When I was in college, from 1988-1993, jazz ensembles had become accepted on college campuses. My jazz director told about trying to get a university jazz ensemble started in the early '70s while he was a student, and the resistance that was put up by the faculty and administration. In my time there was still resistance, but it was of the idea that jazz could engender the same levels of scholarship that classical music inspired. There were professors who scoffed at the idea of extended tertian harmonies from jazz having anything in common with classical harmonies. And I personally heard opinions that performing jazz would be detrimental to one's development as a classical musician, though fortunately not from my own trumpet professors.

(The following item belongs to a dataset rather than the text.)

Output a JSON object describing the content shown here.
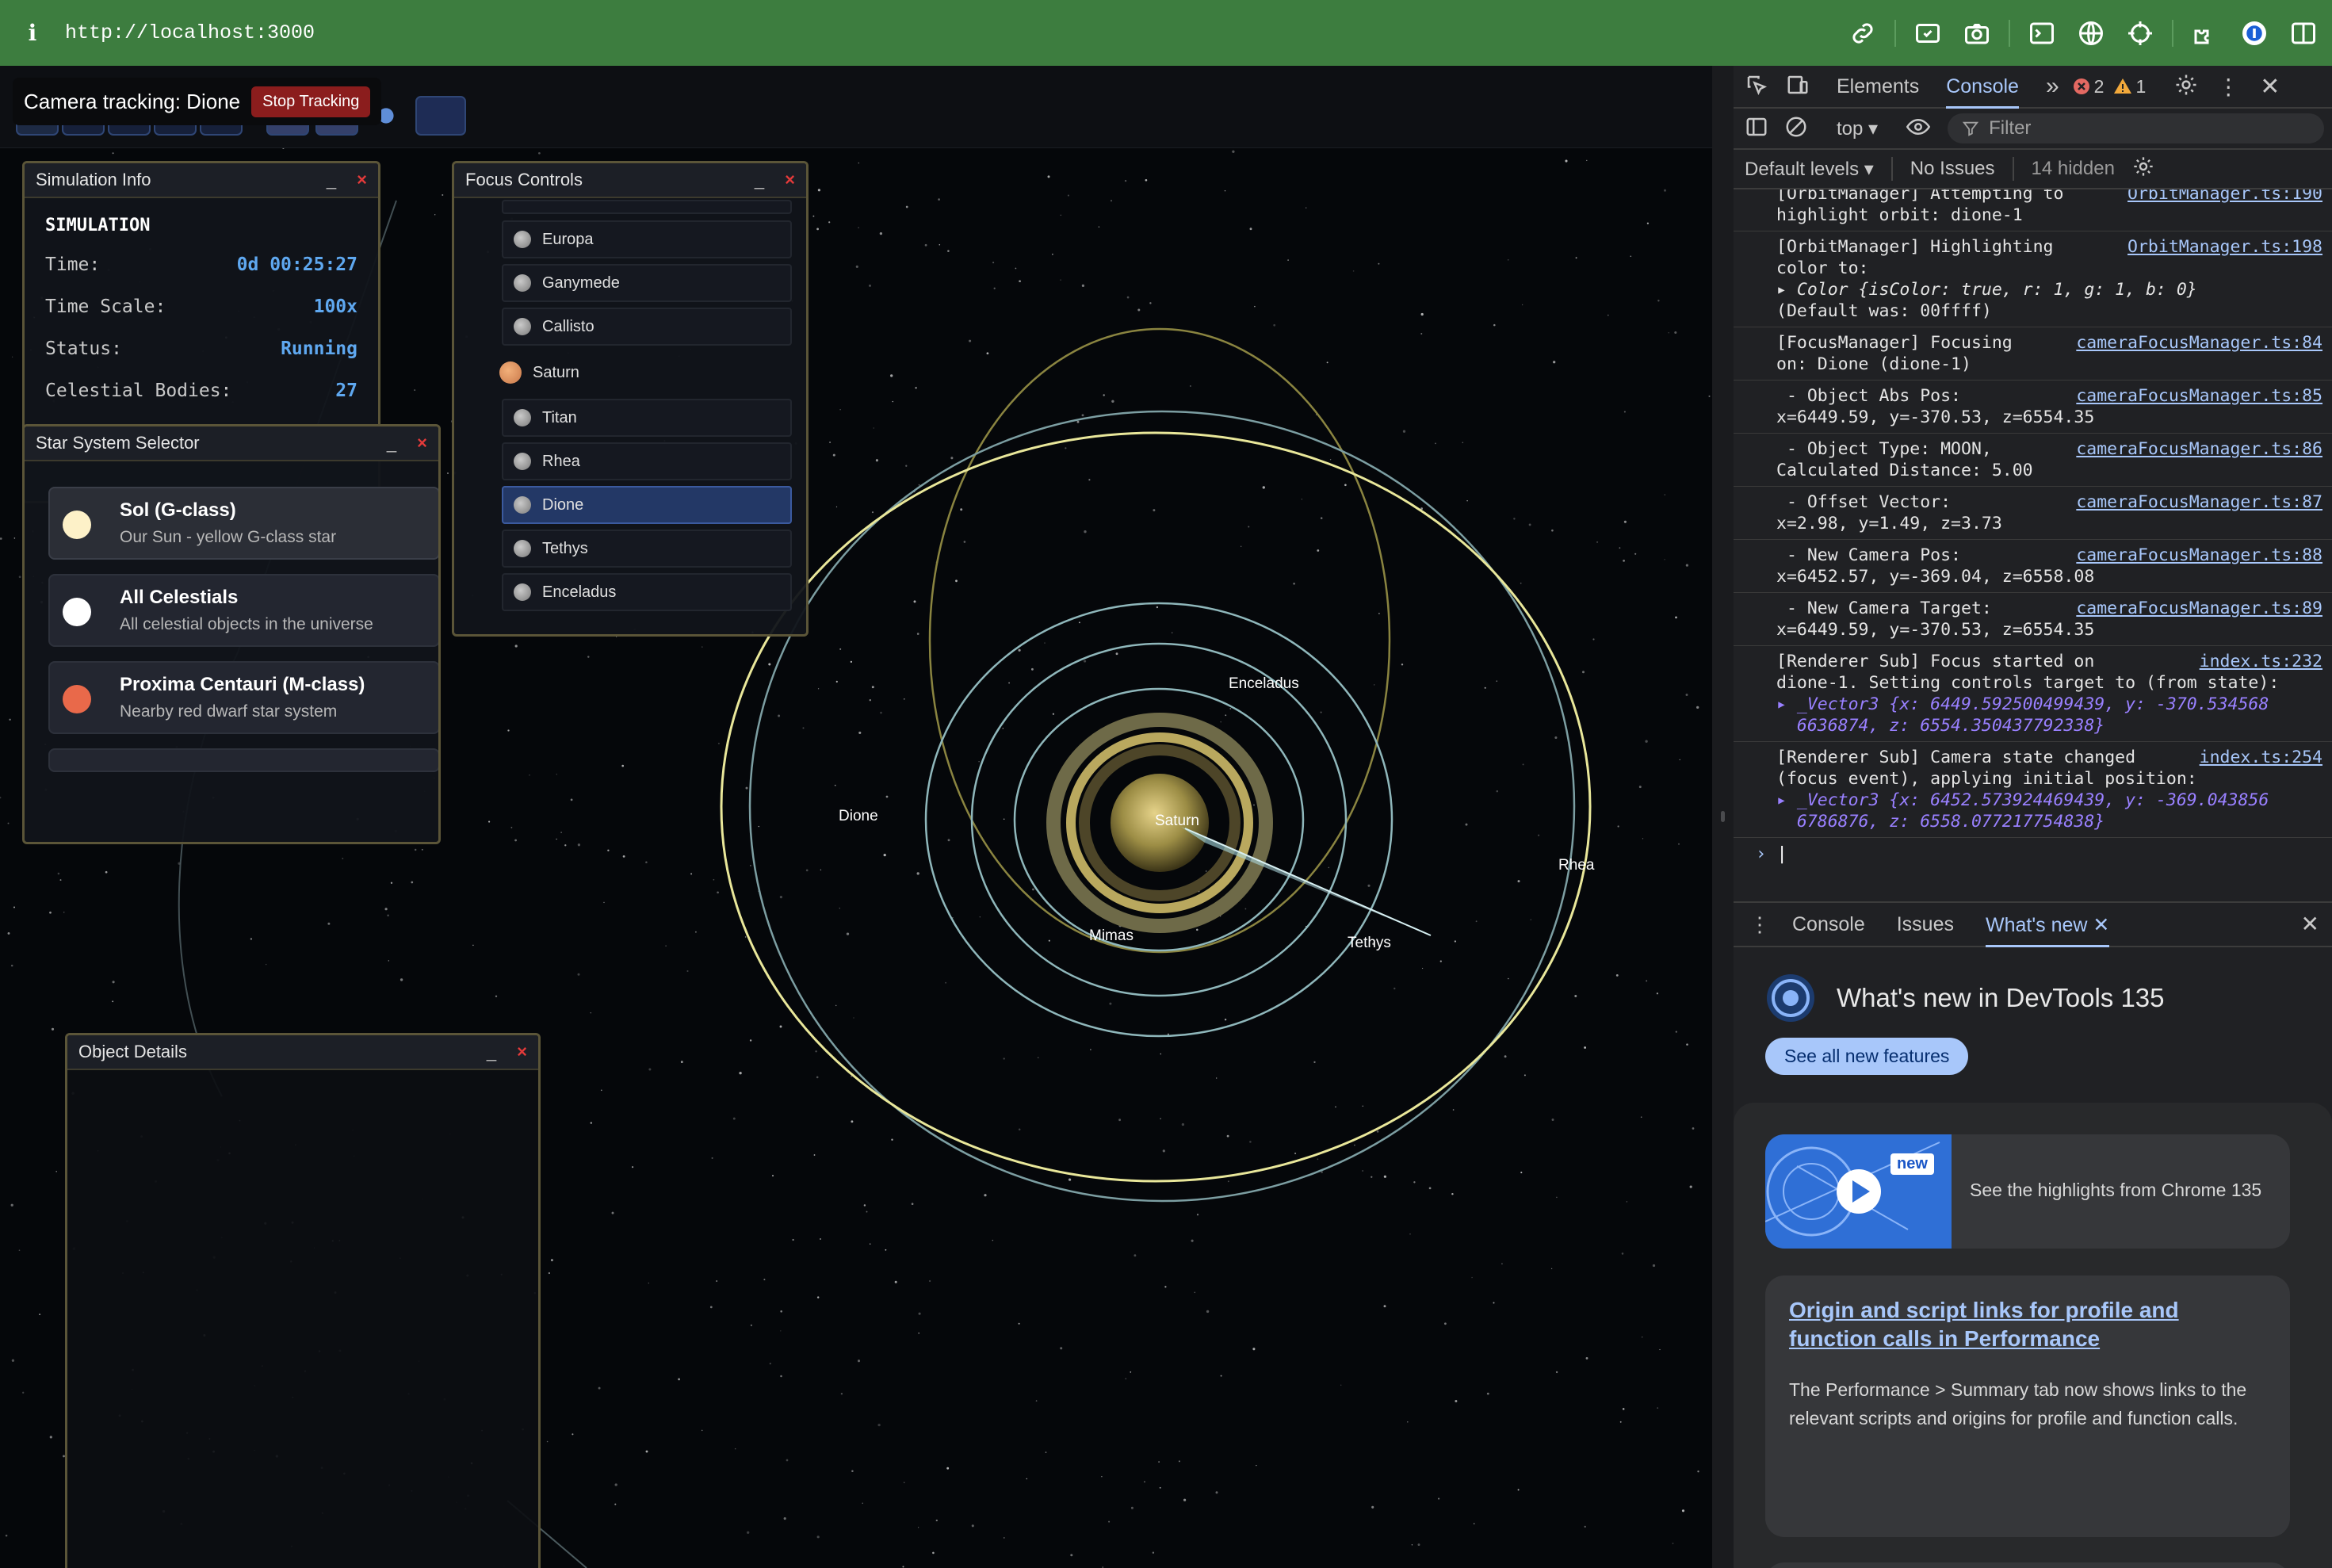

We can also look at the lack of enthusiasm third-stream music received for a long time, with composers such as Alec Wilder regarded as novelty acts rather than serious artists.

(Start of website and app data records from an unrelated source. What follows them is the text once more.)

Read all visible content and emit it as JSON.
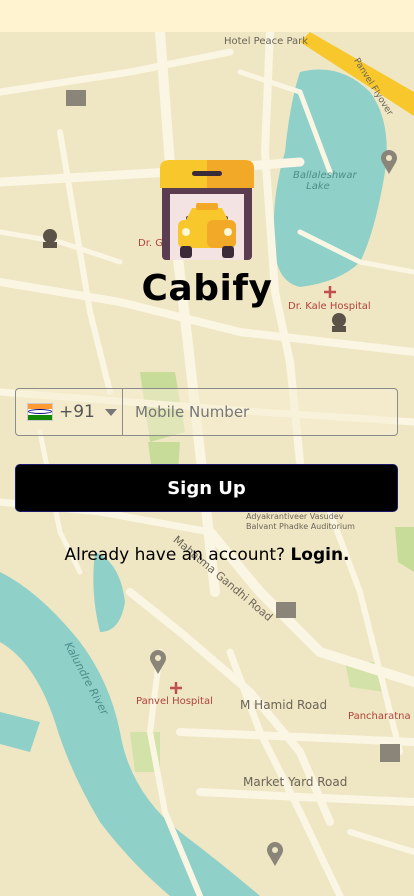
{
  "map": {
    "labels": {
      "hotel": "Hotel Peace Park",
      "lake": "Ballaleshwar Lake",
      "flyover": "Panvel Flyover",
      "kale_hospital": "Dr. Kale Hospital",
      "dr_short": "Dr. G",
      "school": "Adyakrantiveer Vasudev Balvant Phadke Auditorium",
      "gandhi_road": "Mahatma Gandhi Road",
      "river": "Kalundre River",
      "panvel_hospital": "Panvel Hospital",
      "hamid_road": "M Hamid Road",
      "pancharatna": "Pancharatna",
      "market_road": "Market Yard Road"
    }
  },
  "app": {
    "title": "Cabify",
    "logo_icon": "taxi-garage-icon"
  },
  "phone": {
    "country_flag": "india-flag-icon",
    "dial_code": "+91",
    "placeholder": "Mobile Number",
    "value": ""
  },
  "signup": {
    "label": "Sign Up"
  },
  "login": {
    "prompt": "Already have an account?",
    "link": "Login."
  },
  "colors": {
    "map_land": "#efe6c4",
    "water": "#8fd0c8",
    "road": "#fbf6e4",
    "park": "#c8dc9a",
    "button": "#000000",
    "accent_yellow": "#f8c72c"
  }
}
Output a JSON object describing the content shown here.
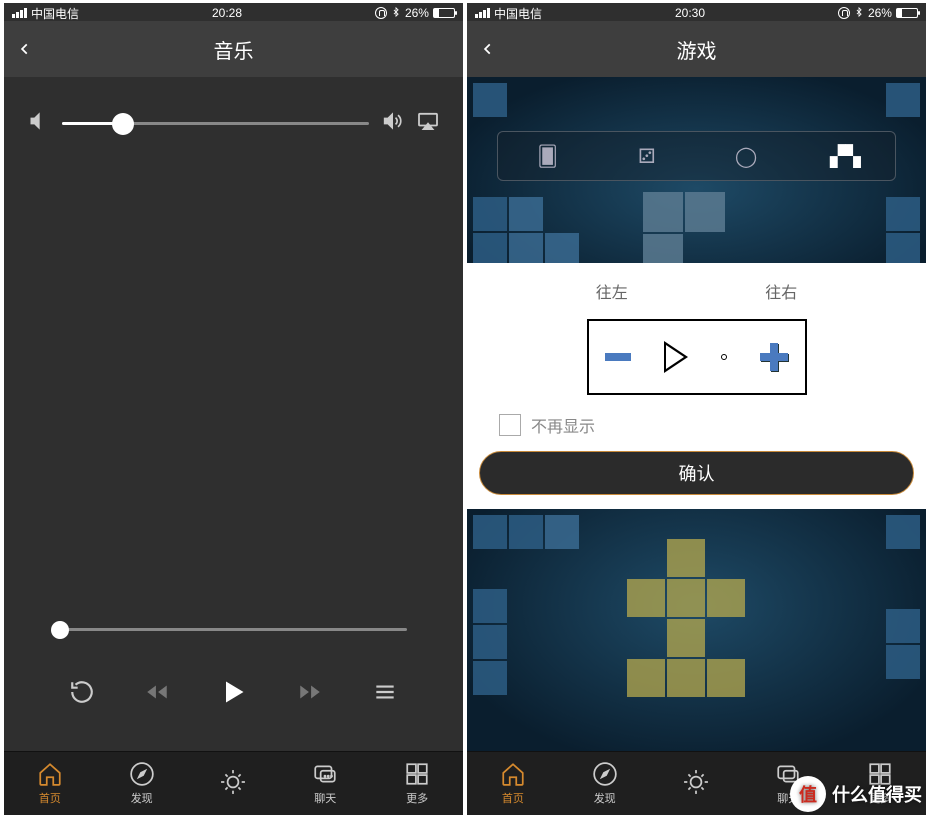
{
  "left": {
    "status": {
      "carrier": "中国电信",
      "time": "20:28",
      "battery_pct": "26%"
    },
    "nav_title": "音乐",
    "volume_pct": 20,
    "progress_pct": 0,
    "tabs": [
      {
        "label": "首页",
        "active": true
      },
      {
        "label": "发现",
        "active": false
      },
      {
        "label": "",
        "active": false
      },
      {
        "label": "聊天",
        "active": false
      },
      {
        "label": "更多",
        "active": false
      }
    ]
  },
  "right": {
    "status": {
      "carrier": "中国电信",
      "time": "20:30",
      "battery_pct": "26%"
    },
    "nav_title": "游戏",
    "direction_labels": {
      "left": "往左",
      "right": "往右"
    },
    "dont_show_again": "不再显示",
    "confirm": "确认",
    "tabs": [
      {
        "label": "首页",
        "active": true
      },
      {
        "label": "发现",
        "active": false
      },
      {
        "label": "",
        "active": false
      },
      {
        "label": "聊天",
        "active": false
      },
      {
        "label": "更多",
        "active": false
      }
    ]
  },
  "watermark": "什么值得买"
}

I'm reminded of these old attitudes by an announcement that Chamber Music America is honoring Chick Corea with The Richard J. Bogomolny National Service Award and a tribute concert on January 16-17 as part of their national conference. The SMT conference I just attended also shows this change of attitude, with many papers analyzing jazz and rock music within normal sessions, as opposed to the special sessions that these "canon-breaking" genres often had to be scheduled in to get considered. The canon has indeed been broken wide open, at least for the strong majority of academic environments. These shifts in attitude give me hope, both for my profession and for life in general, despite the recent political setback in Maine.